#### INFORMATION SUPPLIED

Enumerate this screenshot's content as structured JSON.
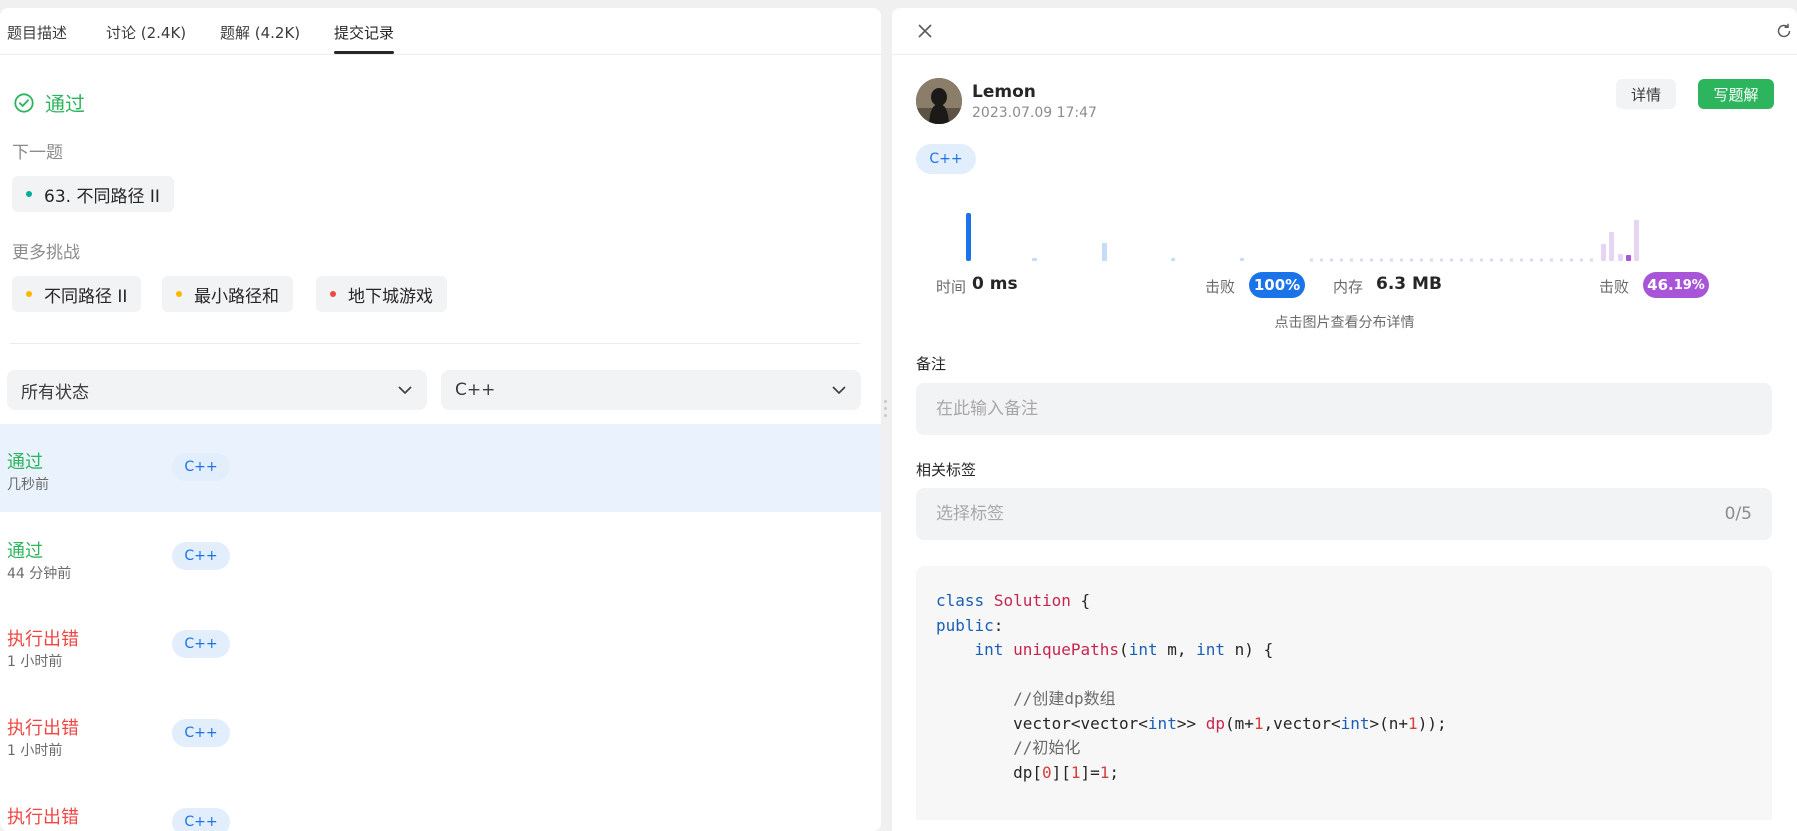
{
  "tabs": [
    "题目描述",
    "讨论 (2.4K)",
    "题解 (4.2K)",
    "提交记录"
  ],
  "result": {
    "status": "通过",
    "status_color": "#2db55d"
  },
  "next_problem": {
    "label": "下一题",
    "title": "63. 不同路径 II",
    "dot_color": "#00af9b"
  },
  "more_challenges": {
    "label": "更多挑战",
    "items": [
      {
        "title": "不同路径 II",
        "dot_color": "#ffb800"
      },
      {
        "title": "最小路径和",
        "dot_color": "#ffb800"
      },
      {
        "title": "地下城游戏",
        "dot_color": "#ef4743"
      }
    ]
  },
  "filters": {
    "status": "所有状态",
    "language": "C++"
  },
  "submissions": [
    {
      "status": "通过",
      "time": "几秒前",
      "lang": "C++",
      "kind": "ok"
    },
    {
      "status": "通过",
      "time": "44 分钟前",
      "lang": "C++",
      "kind": "ok"
    },
    {
      "status": "执行出错",
      "time": "1 小时前",
      "lang": "C++",
      "kind": "err"
    },
    {
      "status": "执行出错",
      "time": "1 小时前",
      "lang": "C++",
      "kind": "err"
    },
    {
      "status": "执行出错",
      "time": "",
      "lang": "C++",
      "kind": "err"
    }
  ],
  "detail": {
    "user": "Lemon",
    "date": "2023.07.09 17:47",
    "detail_button": "详情",
    "write_button": "写题解",
    "lang": "C++",
    "time_label": "时间",
    "time_value": "0 ms",
    "time_beat_label": "击败",
    "time_beat": "100%",
    "memory_label": "内存",
    "memory_value": "6.3 MB",
    "memory_beat_label": "击败",
    "memory_beat_int": "46.",
    "memory_beat_dec": "19%",
    "hint": "点击图片查看分布详情",
    "note_label": "备注",
    "note_placeholder": "在此输入备注",
    "tags_label": "相关标签",
    "tags_placeholder": "选择标签",
    "tags_count": "0/5",
    "time_color": "#1a73e8",
    "memory_color": "#a855d8"
  },
  "code_lines": [
    "class Solution {",
    "public:",
    "    int uniquePaths(int m, int n) {",
    "",
    "        //创建dp数组",
    "        vector<vector<int>> dp(m+1,vector<int>(n+1));",
    "        //初始化",
    "        dp[0][1]=1;"
  ]
}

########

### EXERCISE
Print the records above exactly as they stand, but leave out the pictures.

### YOUR RESPONSE
Enumerate this screenshot's content as structured JSON.
{
  "tabs": [
    "题目描述",
    "讨论 (2.4K)",
    "题解 (4.2K)",
    "提交记录"
  ],
  "result": {
    "status": "通过",
    "status_color": "#2db55d"
  },
  "next_problem": {
    "label": "下一题",
    "title": "63. 不同路径 II",
    "dot_color": "#00af9b"
  },
  "more_challenges": {
    "label": "更多挑战",
    "items": [
      {
        "title": "不同路径 II",
        "dot_color": "#ffb800"
      },
      {
        "title": "最小路径和",
        "dot_color": "#ffb800"
      },
      {
        "title": "地下城游戏",
        "dot_color": "#ef4743"
      }
    ]
  },
  "filters": {
    "status": "所有状态",
    "language": "C++"
  },
  "submissions": [
    {
      "status": "通过",
      "time": "几秒前",
      "lang": "C++",
      "kind": "ok"
    },
    {
      "status": "通过",
      "time": "44 分钟前",
      "lang": "C++",
      "kind": "ok"
    },
    {
      "status": "执行出错",
      "time": "1 小时前",
      "lang": "C++",
      "kind": "err"
    },
    {
      "status": "执行出错",
      "time": "1 小时前",
      "lang": "C++",
      "kind": "err"
    },
    {
      "status": "执行出错",
      "time": "",
      "lang": "C++",
      "kind": "err"
    }
  ],
  "detail": {
    "user": "Lemon",
    "date": "2023.07.09 17:47",
    "detail_button": "详情",
    "write_button": "写题解",
    "lang": "C++",
    "time_label": "时间",
    "time_value": "0 ms",
    "time_beat_label": "击败",
    "time_beat": "100%",
    "memory_label": "内存",
    "memory_value": "6.3 MB",
    "memory_beat_label": "击败",
    "memory_beat_int": "46.",
    "memory_beat_dec": "19%",
    "hint": "点击图片查看分布详情",
    "note_label": "备注",
    "note_placeholder": "在此输入备注",
    "tags_label": "相关标签",
    "tags_placeholder": "选择标签",
    "tags_count": "0/5",
    "time_color": "#1a73e8",
    "memory_color": "#a855d8"
  },
  "code_lines": [
    "class Solution {",
    "public:",
    "    int uniquePaths(int m, int n) {",
    "",
    "        //创建dp数组",
    "        vector<vector<int>> dp(m+1,vector<int>(n+1));",
    "        //初始化",
    "        dp[0][1]=1;"
  ]
}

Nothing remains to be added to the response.